The Crown's final two seasons landed at an awkward time for the Royal Family, though some might argue there would never be an ideal one. However, there's little argument the early seasons coincided with the Windsors on an upswing. With Prince Harry engaged to Meghan Markle — a divorced Catholic woman five years his senior — it looked like the family was correcting past mistakes and giving the new generation the happy ending denied to those who came before. And had the show been able to stick to its original release schedule of a season a year, it would have cleared the Princess Diana divorce hurdle in 2020 before all that came crashing down.
However, no one told Netflix that recasting a show nose to tail would lose the production an entire year, and with the plan to do it twice in place, the series' original plan to conclude Season 6 in 2021, ending with Queen Elizabeth II's 60th year on the throne and the Diamond Jubilee did not come to pass instead, by the time Season 4 concluded in 2020. Prince Andrew's scandals busting out all over, series creator Peter Morgan was already backing away from doing the 2000s at all since Andrew's alleged behaviors dated back to the early aughts, first trying to cancel Season 6 entirely before deciding to have Seasons 5 and 6 each cover half of the 1990s.
Then the worst happened, as Elizabeth passed two months before Season 5's scheduled arrival, rehashing now-King Charles' divorce from Diana and his affair with Camilla, about to be crowned Queen instead. Morgan's decision to extend the 1990s to two seasons rather than do Diana's later life in one go also backfired, as now the show will be recounting Diana's tragic death and the modern monarchy's darkest period in the eyes of the public all of six months after Charles has been coronated. With First Look images dropping only days before the historical coronation, the production is doing its best to mitigate the damage and keep the Palace happy the only way it can.
By skipping over that part of the story entirely to focus on the next generation of royals and moving directly to When Wills Met Kate, with images of newcomers Ed McVey and Meg Bellamy as the royal couple in their school years.
Not that this solves things entirely. Bill and Cathy Cambridge have done their best at keeping up appearances and have made a firm go of staying married no matter what. The now-Prince and Princess of Wales are officially next in line, with no signs of publicly cracking. Unfortunately, that hasn't kept their private behaviors out of the tabloids, with Will's mistress not-so-quietly spotted at royal events, a few of his proclivities leaking in an embarrassing fashion, and Charles not helping matters by referencing things that he would be better served left uncommented upon.

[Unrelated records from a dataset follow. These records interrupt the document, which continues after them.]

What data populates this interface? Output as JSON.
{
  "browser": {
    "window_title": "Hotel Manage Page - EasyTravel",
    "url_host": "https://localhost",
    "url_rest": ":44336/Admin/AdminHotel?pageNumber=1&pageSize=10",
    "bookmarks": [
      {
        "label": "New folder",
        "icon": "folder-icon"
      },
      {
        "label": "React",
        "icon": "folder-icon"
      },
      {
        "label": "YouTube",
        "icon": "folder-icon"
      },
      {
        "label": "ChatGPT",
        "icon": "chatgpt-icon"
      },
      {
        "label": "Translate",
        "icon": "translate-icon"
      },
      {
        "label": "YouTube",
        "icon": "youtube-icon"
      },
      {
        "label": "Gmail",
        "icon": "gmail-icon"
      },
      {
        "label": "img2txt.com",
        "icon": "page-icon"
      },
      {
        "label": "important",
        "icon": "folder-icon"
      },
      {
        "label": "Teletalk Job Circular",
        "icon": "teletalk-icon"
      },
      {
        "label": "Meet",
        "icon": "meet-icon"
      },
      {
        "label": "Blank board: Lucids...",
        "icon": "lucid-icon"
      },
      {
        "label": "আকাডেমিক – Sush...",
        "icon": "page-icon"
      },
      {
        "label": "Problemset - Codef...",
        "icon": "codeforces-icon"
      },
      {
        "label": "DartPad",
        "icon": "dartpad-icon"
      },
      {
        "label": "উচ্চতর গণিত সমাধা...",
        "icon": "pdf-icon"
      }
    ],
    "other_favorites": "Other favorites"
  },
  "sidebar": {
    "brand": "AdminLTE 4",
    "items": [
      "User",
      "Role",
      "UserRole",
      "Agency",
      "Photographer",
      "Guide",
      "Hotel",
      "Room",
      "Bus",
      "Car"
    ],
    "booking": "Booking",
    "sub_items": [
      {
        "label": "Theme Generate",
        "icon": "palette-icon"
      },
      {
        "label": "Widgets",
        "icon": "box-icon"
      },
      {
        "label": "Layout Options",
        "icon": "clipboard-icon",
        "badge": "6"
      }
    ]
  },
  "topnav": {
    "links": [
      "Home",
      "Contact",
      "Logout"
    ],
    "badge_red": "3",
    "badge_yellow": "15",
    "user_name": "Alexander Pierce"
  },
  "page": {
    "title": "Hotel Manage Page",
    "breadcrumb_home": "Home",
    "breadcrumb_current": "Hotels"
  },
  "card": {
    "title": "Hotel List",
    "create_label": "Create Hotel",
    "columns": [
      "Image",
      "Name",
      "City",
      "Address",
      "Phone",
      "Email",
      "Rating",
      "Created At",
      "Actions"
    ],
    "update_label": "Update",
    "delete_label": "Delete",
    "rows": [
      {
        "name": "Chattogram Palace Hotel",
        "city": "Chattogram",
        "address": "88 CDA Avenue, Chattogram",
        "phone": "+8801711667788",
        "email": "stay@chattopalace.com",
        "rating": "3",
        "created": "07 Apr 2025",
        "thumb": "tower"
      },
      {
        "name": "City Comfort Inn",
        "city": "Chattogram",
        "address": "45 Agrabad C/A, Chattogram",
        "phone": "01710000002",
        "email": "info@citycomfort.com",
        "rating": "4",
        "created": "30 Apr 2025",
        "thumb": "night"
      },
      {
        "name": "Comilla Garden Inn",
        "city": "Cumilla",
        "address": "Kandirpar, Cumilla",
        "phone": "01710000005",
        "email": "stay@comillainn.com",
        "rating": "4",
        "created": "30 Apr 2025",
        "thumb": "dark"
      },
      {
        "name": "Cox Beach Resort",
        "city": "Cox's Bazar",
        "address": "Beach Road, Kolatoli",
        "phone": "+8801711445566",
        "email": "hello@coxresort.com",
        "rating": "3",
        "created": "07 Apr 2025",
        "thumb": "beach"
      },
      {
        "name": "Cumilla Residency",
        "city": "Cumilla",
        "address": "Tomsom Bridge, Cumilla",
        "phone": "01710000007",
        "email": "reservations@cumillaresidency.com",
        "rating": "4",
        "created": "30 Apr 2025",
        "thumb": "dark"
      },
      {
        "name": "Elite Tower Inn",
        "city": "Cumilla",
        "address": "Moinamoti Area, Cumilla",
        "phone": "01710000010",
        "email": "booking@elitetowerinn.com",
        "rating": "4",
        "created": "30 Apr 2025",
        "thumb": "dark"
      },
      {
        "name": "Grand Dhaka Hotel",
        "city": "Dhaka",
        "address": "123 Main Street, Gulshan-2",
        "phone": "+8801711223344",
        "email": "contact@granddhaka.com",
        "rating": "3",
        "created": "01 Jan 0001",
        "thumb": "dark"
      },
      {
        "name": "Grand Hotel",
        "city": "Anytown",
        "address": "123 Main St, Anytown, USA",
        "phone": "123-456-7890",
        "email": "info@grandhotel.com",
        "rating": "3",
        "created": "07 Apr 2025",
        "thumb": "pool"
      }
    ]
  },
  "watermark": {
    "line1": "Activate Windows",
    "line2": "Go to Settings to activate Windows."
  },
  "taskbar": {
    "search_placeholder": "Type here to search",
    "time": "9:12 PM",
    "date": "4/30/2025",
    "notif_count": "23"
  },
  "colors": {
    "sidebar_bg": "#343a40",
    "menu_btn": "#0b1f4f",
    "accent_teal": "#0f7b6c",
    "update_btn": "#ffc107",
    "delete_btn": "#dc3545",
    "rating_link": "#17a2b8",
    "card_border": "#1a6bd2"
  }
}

However, on screen, they do look adorable.
The Crown Season 6's synopsis has also gained a disclaimer for the first time. It reads as follows:
Inspired by real events, The Crown is a fictional dramatization of the story of Queen Elizabeth II and the political and personal events that shaped her reignAs The Crown enters a new decade, Prince William starts at University in St Andrew’s, determined to lead as normal a life as possible while he still can. Also beginning life as a University student, is Kate Middleton from Berkshire. As the pair meet for the first time on campus, a new romance and a new future for The Crown begins.
The sixth season of The Crown sees the return of the final cast, with Imelda Staunton as Queen Elizabeth II, Jonathan Pryce as Prince Philip, Lesley Manville as Princess Margaret, Dominic West as Prince Charles, Elizabeth Debicki as Princess Diana, Claudia Harrison as Princess Anne, Theo Fraser Steele as Timothy Laurence, James Murray as Prince Andrew, Sam Woolf as Prince Edward, Marcia Warren as The Queen Mother and Olivia Williams as Camilla Parker Bowles.
The final season also brings back Khalid Abdalla as Dodi Fayed, Salim Daw as Mohamed Al-Fayed, Bertie Carvel as Prime Minister Tony Blair, Lydia Leonard as Cherie Blair, and Andrew Havill as Robert Fellowes. Bellamy is not the only newcomer to the series; Rufus Kampa splits the role of Prince William with McVey; Flynn Edwards and Luther Ford will do the same with Prince Harry. Timothy Dutton plays Michael Middleton, and Richard Rycroft is the Archbishop of Canterbury.
The Crown's final season is expected to debut on Netflix with ten episodes in November 2023.